__YOUR GOAL__:
Look through the listing for the string "xucl" and copy out every line that holds it.

__RECORDS FOR THIS EXERCISE__:
BEGIN

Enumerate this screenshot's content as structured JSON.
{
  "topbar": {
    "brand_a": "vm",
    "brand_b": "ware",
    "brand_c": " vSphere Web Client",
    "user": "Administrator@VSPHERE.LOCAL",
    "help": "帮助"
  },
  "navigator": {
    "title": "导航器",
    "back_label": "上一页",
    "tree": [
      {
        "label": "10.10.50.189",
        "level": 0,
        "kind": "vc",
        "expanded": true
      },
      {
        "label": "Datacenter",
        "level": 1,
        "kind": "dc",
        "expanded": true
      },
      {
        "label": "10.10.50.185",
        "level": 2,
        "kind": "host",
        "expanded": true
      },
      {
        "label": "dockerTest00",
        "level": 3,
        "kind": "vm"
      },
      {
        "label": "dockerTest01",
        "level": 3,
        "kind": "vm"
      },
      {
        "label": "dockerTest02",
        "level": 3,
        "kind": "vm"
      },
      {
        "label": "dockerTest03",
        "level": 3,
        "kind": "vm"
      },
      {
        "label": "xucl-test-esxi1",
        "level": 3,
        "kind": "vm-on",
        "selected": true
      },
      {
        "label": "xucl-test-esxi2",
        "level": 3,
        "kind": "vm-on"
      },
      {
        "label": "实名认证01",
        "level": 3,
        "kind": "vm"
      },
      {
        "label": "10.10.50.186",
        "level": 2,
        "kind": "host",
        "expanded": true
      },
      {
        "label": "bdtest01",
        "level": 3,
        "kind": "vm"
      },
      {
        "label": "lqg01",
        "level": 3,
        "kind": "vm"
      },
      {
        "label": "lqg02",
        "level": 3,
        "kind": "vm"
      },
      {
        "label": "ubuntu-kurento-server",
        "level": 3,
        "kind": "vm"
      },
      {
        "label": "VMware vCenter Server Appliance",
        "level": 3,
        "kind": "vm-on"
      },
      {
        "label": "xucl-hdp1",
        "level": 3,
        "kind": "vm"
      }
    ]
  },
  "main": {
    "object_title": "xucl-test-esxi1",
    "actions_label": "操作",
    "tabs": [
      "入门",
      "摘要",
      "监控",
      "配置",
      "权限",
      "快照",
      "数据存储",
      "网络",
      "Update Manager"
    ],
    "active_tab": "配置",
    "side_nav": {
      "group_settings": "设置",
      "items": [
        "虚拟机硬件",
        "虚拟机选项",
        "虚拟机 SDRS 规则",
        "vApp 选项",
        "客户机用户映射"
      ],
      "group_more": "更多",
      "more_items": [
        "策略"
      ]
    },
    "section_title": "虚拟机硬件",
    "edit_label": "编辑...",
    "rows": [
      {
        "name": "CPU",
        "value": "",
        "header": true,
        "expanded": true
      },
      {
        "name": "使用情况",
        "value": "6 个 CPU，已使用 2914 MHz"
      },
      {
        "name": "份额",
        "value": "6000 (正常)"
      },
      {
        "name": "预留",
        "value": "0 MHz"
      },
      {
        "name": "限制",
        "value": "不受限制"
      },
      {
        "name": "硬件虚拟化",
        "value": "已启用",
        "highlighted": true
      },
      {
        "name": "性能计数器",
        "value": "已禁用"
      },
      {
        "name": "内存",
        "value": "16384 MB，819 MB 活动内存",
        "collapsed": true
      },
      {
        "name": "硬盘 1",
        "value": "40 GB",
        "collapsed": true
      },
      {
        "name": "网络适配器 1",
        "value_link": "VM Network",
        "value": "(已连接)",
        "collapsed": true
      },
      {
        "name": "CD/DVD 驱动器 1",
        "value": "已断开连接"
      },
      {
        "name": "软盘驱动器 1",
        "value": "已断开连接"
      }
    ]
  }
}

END

__RESPONSE__:
        "label": "xucl-test-esxi1",
        "label": "xucl-test-esxi2",
        "label": "xucl-hdp1",
    "object_title": "xucl-test-esxi1",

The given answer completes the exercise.